But this taste sensitivity mellows out over time and can turn into quite an asset. Having a discerning palate is helpful to chefs who refine recipes based on tastings. As long as parents keep serving a variety of wholesome food, picky kids can come to appreciate quality, the delicate balance of flavors and may even take an interest in cooking.
3. They challenge our cooking skills: Before I had kids, I cooked a handful of meals, but after having kids I can’t even count how many meals I’ve experimented with (and I’ve had more failures than I care to admit). I have attempted at least 5 different versions of macaroni and cheese. I have mastered easy meals in the slow cooker. I have discovered the beauty of roasting veggies which are great for kids because they are crunchy and less bitter. And I even came up with what I consider the best homemade chicken tender recipe.
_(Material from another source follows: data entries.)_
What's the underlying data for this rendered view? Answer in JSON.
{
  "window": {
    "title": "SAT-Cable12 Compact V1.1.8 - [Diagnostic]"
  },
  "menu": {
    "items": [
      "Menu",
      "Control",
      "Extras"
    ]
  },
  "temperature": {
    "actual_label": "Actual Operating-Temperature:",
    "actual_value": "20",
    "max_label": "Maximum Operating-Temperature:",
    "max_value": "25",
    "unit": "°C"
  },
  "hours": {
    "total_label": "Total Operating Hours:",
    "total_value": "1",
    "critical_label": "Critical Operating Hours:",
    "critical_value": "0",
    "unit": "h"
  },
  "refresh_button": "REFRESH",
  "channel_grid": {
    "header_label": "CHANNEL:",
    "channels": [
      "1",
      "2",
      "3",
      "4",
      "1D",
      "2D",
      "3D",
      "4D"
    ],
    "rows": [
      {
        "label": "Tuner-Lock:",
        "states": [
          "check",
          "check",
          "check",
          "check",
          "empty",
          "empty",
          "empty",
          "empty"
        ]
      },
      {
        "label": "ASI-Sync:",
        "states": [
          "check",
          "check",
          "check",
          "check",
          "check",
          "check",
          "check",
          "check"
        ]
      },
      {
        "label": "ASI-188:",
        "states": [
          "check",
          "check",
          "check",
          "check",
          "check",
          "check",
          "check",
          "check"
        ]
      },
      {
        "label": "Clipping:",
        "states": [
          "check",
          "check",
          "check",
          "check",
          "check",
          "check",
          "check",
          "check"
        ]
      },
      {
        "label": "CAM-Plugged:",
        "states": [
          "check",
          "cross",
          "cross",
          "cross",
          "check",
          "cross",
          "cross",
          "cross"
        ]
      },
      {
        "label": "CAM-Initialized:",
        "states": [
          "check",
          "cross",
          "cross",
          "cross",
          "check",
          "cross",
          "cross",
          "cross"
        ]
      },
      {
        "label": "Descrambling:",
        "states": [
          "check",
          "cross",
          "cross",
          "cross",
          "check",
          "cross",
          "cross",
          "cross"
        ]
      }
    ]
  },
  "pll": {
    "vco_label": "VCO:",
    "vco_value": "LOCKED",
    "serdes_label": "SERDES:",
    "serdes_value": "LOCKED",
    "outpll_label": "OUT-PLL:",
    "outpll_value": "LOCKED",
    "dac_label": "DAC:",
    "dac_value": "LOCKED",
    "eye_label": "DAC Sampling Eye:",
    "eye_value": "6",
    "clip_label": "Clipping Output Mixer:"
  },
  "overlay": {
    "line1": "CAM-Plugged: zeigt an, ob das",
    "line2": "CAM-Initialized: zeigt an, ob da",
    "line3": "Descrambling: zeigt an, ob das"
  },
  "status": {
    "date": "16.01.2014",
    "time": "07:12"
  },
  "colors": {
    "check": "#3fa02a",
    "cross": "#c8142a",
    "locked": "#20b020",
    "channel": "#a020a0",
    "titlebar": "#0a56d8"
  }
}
Whether meals stick or not, cooking for choosey kids has enhanced my cooking for the better. But if my kids ate everything, I probably would still be in my rut.
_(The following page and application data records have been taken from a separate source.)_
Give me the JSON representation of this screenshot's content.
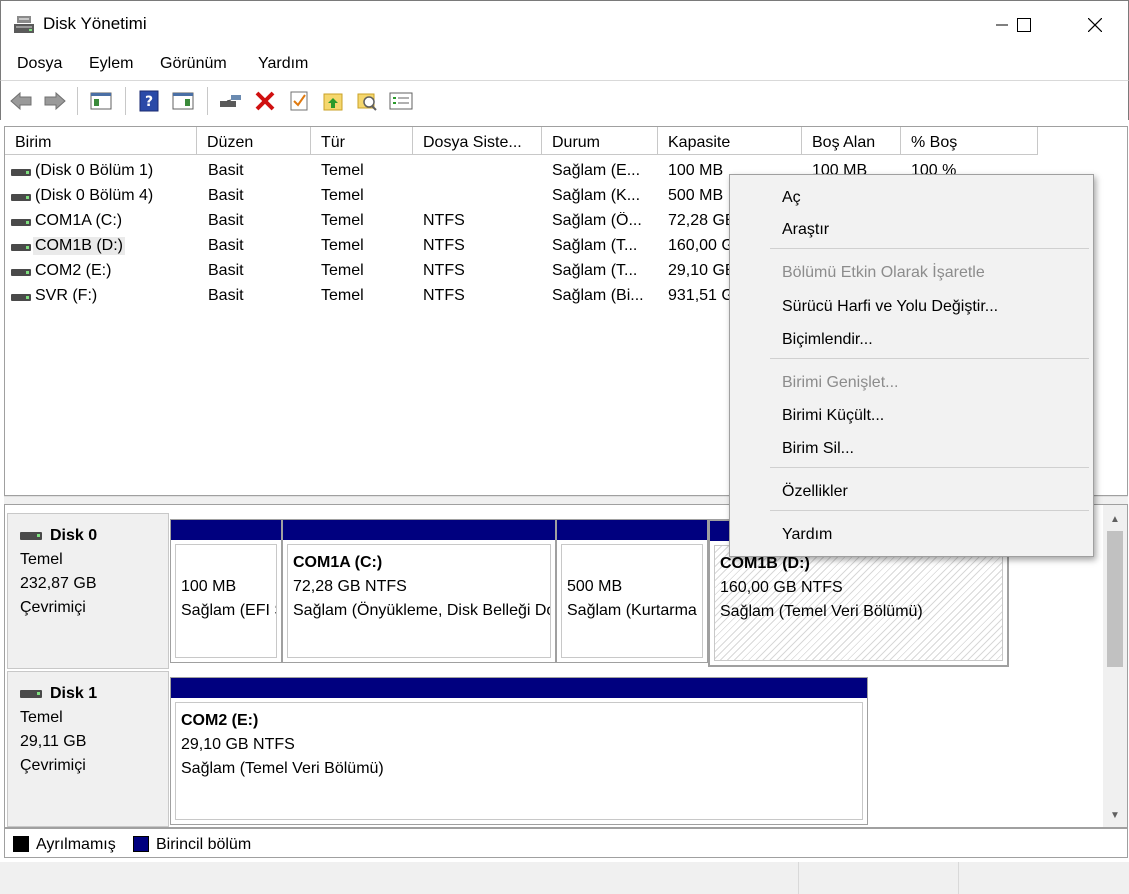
{
  "window": {
    "title": "Disk Yönetimi",
    "icon": "disk-management-icon"
  },
  "menu": [
    "Dosya",
    "Eylem",
    "Görünüm",
    "Yardım"
  ],
  "list": {
    "columns": [
      "Birim",
      "Düzen",
      "Tür",
      "Dosya Siste...",
      "Durum",
      "Kapasite",
      "Boş Alan",
      "% Boş"
    ],
    "rows": [
      {
        "birim": "(Disk 0 Bölüm 1)",
        "duzen": "Basit",
        "tur": "Temel",
        "fs": "",
        "durum": "Sağlam (E...",
        "kapasite": "100 MB",
        "bos": "100 MB",
        "yuzde": "100 %"
      },
      {
        "birim": "(Disk 0 Bölüm 4)",
        "duzen": "Basit",
        "tur": "Temel",
        "fs": "",
        "durum": "Sağlam (K...",
        "kapasite": "500 MB",
        "bos": "",
        "yuzde": ""
      },
      {
        "birim": "COM1A (C:)",
        "duzen": "Basit",
        "tur": "Temel",
        "fs": "NTFS",
        "durum": "Sağlam (Ö...",
        "kapasite": "72,28 GB",
        "bos": "",
        "yuzde": ""
      },
      {
        "birim": "COM1B (D:)",
        "duzen": "Basit",
        "tur": "Temel",
        "fs": "NTFS",
        "durum": "Sağlam (T...",
        "kapasite": "160,00 GB",
        "bos": "",
        "yuzde": ""
      },
      {
        "birim": "COM2 (E:)",
        "duzen": "Basit",
        "tur": "Temel",
        "fs": "NTFS",
        "durum": "Sağlam (T...",
        "kapasite": "29,10 GB",
        "bos": "",
        "yuzde": ""
      },
      {
        "birim": "SVR (F:)",
        "duzen": "Basit",
        "tur": "Temel",
        "fs": "NTFS",
        "durum": "Sağlam (Bi...",
        "kapasite": "931,51 GB",
        "bos": "",
        "yuzde": ""
      }
    ]
  },
  "disks": [
    {
      "name": "Disk 0",
      "type": "Temel",
      "size": "232,87 GB",
      "state": "Çevrimiçi",
      "partitions": [
        {
          "title": "",
          "line1": "100 MB",
          "line2": "Sağlam (EFI Sistem Bölümü)"
        },
        {
          "title": "COM1A  (C:)",
          "line1": "72,28 GB NTFS",
          "line2": "Sağlam (Önyükleme, Disk Belleği Dosyası)"
        },
        {
          "title": "",
          "line1": "500 MB",
          "line2": "Sağlam (Kurtarma Bölümü)"
        },
        {
          "title": "COM1B  (D:)",
          "line1": "160,00 GB NTFS",
          "line2": "Sağlam (Temel Veri Bölümü)"
        }
      ]
    },
    {
      "name": "Disk 1",
      "type": "Temel",
      "size": "29,11 GB",
      "state": "Çevrimiçi",
      "partitions": [
        {
          "title": "COM2  (E:)",
          "line1": "29,10 GB NTFS",
          "line2": "Sağlam (Temel Veri Bölümü)"
        }
      ]
    }
  ],
  "legend": [
    {
      "label": "Ayrılmamış",
      "color": "#000000"
    },
    {
      "label": "Birincil bölüm",
      "color": "#00007f"
    }
  ],
  "context_menu": [
    {
      "label": "Aç",
      "enabled": true
    },
    {
      "label": "Araştır",
      "enabled": true
    },
    {
      "label": "Bölümü Etkin Olarak İşaretle",
      "enabled": false
    },
    {
      "label": "Sürücü Harfi ve Yolu Değiştir...",
      "enabled": true
    },
    {
      "label": "Biçimlendir...",
      "enabled": true
    },
    {
      "label": "Birimi Genişlet...",
      "enabled": false
    },
    {
      "label": "Birimi Küçült...",
      "enabled": true
    },
    {
      "label": "Birim Sil...",
      "enabled": true
    },
    {
      "label": "Özellikler",
      "enabled": true
    },
    {
      "label": "Yardım",
      "enabled": true
    }
  ],
  "colors": {
    "primary_partition": "#00007f",
    "disabled_text": "#8c8c8c"
  }
}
4. They teach life lessons: Where do I start on the life lessons of dealing with picky eaters? I’ve learned patience, how to put my own agenda aside and how to trust my kids instead of fight them. I simply cannot control what they eat or prefer but I can control the circumstances that help them eat well—meals, structure and how pleasant (or not) meals are.
But most importantly, I’m reminded of the small step-nature of lasting change and learning. There are no magic tricks to get kids to eat just like there are no quick fixes to obtaining good health. Kids are learning about food the same way they learn to read or write. We need to trust that they will get there in their own time and in their own way. Anything worthwhile is an investment and I am in this for the long haul.
5. Picky-ness is part of your child: My five-year-old son is very cautious and a late bloomer with everything, including food. I wouldn’t try to change this aspect of his personality because it is part of who he is. And I love him dearly.
Now that doesn’t mean I’ve given up. I just have accepted that his food acceptance will be slow and steady. And when you think about it, being extra cautious isn’t such a bad quality to have.
It’s time to start a whole new conversation about picky eating. Underneath the refusals and food requests, kids really do want to learn and grow with food. The advantages of having a picky kid are real, if you take the time to look at it—and your child—in a completely different light.
For additional tips to help feed ‘picky eaters’ over the holidays, check out a previous Scoop on Food post here.
Image of a young boy is making a funny disgusting face at a fork with a healthy piece of broccoli via shutterstock.
Add a Comment